+++ Data +++

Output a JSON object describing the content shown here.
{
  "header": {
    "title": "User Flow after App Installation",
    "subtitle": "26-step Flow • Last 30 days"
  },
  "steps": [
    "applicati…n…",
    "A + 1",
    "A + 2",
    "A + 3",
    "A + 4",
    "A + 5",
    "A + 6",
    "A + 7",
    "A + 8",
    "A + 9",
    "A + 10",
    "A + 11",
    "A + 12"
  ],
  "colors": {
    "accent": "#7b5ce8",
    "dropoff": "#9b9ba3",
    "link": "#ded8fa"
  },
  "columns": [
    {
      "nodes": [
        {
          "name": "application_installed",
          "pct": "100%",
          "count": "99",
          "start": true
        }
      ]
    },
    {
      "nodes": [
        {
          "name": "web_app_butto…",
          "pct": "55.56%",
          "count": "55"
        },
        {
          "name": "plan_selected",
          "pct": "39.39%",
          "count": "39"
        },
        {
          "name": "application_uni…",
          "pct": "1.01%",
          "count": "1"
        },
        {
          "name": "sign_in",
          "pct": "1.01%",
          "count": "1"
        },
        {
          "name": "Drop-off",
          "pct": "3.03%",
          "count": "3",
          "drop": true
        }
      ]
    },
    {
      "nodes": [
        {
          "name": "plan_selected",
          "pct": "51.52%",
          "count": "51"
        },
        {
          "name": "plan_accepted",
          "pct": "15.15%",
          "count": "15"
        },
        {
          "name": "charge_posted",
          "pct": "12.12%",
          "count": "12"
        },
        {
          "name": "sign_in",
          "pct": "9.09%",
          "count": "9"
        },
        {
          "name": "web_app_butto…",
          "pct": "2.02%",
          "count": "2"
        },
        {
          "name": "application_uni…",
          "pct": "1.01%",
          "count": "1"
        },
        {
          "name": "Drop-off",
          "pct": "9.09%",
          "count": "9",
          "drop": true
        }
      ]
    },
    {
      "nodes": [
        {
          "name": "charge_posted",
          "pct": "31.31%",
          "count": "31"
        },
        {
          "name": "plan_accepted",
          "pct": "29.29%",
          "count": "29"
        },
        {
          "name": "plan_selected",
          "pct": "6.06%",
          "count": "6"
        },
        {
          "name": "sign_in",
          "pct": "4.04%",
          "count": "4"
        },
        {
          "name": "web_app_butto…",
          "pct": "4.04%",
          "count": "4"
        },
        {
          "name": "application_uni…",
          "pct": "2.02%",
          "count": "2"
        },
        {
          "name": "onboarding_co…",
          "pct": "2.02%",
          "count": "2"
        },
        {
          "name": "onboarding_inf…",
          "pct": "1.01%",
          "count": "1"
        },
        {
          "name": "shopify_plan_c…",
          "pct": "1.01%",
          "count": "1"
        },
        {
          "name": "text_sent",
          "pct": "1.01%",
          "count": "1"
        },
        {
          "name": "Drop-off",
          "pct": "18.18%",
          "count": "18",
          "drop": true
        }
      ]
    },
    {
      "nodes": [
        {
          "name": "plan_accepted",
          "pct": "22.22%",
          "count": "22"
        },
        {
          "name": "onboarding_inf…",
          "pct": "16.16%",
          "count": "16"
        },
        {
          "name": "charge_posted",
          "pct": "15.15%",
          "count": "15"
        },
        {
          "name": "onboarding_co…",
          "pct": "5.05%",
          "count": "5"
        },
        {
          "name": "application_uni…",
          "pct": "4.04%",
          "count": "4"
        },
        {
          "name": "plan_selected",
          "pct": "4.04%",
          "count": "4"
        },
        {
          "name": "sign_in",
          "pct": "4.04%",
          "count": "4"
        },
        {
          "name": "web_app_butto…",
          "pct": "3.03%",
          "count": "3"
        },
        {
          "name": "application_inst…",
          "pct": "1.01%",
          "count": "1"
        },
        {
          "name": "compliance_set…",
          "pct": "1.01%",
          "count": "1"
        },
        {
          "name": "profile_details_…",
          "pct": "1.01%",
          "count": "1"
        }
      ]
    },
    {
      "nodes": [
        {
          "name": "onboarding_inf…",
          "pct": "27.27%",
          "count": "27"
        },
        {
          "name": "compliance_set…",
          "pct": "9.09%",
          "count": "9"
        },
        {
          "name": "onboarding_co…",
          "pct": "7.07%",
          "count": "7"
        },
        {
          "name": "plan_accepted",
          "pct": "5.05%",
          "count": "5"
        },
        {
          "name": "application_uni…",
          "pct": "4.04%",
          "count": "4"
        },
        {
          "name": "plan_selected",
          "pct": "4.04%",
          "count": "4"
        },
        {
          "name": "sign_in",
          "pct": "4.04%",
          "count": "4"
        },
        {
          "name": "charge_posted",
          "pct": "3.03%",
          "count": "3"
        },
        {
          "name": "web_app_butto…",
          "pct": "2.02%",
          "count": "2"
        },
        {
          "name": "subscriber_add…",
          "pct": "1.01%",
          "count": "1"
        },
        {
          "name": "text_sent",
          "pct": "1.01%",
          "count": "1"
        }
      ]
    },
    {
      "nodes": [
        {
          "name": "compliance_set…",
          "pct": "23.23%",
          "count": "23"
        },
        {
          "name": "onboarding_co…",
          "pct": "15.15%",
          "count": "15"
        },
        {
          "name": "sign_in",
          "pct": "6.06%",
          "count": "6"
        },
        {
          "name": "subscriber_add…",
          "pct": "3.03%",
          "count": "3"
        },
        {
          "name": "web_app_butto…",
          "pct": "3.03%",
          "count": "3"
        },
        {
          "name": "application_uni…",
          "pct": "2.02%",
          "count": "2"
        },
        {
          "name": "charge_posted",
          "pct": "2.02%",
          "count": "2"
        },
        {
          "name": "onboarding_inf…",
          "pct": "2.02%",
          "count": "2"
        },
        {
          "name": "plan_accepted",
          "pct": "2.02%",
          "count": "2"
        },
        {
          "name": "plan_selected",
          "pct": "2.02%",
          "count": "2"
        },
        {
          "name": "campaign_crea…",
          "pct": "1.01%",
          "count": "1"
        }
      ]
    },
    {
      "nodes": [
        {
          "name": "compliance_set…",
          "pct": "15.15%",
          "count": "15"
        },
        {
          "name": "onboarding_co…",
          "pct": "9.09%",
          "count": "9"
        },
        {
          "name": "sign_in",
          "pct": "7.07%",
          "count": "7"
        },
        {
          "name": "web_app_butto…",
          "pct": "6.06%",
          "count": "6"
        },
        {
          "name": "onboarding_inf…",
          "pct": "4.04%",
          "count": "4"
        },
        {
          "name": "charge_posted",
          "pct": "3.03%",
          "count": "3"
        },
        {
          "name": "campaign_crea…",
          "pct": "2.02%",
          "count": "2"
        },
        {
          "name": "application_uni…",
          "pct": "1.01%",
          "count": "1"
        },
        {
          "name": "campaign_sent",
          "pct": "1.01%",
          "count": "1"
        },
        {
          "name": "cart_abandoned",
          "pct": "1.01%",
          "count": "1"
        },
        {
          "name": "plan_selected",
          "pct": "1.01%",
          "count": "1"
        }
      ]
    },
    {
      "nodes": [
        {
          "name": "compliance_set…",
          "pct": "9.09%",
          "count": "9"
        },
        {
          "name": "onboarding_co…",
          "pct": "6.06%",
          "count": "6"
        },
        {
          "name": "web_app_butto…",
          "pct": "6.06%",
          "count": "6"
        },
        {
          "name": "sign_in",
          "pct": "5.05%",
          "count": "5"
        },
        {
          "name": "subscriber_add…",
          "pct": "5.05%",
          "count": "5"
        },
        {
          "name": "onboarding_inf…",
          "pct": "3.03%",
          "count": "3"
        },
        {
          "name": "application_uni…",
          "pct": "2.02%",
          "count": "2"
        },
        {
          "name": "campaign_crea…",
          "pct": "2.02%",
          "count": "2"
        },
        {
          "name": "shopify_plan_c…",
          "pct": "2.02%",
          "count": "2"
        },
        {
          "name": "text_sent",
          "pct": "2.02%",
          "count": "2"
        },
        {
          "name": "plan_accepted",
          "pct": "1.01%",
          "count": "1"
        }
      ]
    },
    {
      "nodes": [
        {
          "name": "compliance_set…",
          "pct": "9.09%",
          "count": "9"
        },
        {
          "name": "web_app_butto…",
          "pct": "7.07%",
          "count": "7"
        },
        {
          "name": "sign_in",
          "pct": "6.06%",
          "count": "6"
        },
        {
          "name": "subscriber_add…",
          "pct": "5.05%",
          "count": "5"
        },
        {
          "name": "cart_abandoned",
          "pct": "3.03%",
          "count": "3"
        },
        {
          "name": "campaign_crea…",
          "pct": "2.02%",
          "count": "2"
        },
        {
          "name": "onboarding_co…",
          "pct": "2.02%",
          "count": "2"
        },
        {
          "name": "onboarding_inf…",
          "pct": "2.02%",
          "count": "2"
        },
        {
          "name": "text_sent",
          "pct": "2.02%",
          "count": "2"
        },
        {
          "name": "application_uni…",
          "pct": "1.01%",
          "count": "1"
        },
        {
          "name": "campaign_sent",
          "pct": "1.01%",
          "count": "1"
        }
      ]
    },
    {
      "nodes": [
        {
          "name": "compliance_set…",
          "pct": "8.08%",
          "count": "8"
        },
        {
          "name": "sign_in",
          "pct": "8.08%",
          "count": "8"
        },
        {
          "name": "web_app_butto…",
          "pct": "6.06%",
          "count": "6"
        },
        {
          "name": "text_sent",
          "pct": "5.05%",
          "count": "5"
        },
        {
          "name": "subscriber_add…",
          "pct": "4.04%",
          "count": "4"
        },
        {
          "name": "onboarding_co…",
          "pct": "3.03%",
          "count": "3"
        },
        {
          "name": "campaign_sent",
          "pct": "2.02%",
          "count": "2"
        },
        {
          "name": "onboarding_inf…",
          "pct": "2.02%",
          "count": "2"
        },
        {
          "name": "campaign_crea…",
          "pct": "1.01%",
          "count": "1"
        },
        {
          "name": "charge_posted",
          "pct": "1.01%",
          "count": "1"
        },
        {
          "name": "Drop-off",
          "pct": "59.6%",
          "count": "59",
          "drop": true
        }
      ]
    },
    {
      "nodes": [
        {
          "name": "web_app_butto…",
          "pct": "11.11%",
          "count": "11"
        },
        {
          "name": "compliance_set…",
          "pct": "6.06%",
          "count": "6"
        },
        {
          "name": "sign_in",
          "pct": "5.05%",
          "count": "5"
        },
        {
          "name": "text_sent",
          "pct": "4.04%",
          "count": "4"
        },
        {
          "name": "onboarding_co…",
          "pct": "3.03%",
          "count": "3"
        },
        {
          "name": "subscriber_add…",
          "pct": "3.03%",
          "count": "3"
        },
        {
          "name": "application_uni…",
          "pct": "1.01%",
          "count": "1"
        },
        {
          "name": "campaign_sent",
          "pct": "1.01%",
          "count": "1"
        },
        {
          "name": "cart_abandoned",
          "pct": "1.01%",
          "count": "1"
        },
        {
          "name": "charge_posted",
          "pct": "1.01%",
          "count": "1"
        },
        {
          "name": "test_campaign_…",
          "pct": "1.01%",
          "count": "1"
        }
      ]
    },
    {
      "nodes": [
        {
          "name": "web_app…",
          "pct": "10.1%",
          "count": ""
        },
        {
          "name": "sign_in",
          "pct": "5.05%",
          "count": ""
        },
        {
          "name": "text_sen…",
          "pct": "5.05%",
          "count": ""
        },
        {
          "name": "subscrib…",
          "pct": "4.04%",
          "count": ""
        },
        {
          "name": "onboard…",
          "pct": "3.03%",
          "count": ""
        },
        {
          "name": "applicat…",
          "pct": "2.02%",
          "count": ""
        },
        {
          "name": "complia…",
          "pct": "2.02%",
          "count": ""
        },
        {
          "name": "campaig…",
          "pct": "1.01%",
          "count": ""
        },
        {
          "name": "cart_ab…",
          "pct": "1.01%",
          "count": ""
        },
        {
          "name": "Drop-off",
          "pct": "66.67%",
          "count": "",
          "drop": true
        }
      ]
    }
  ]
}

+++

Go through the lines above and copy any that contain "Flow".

» Task output:
    "title": "User Flow after App Installation",
    "subtitle": "26-step Flow • Last 30 days"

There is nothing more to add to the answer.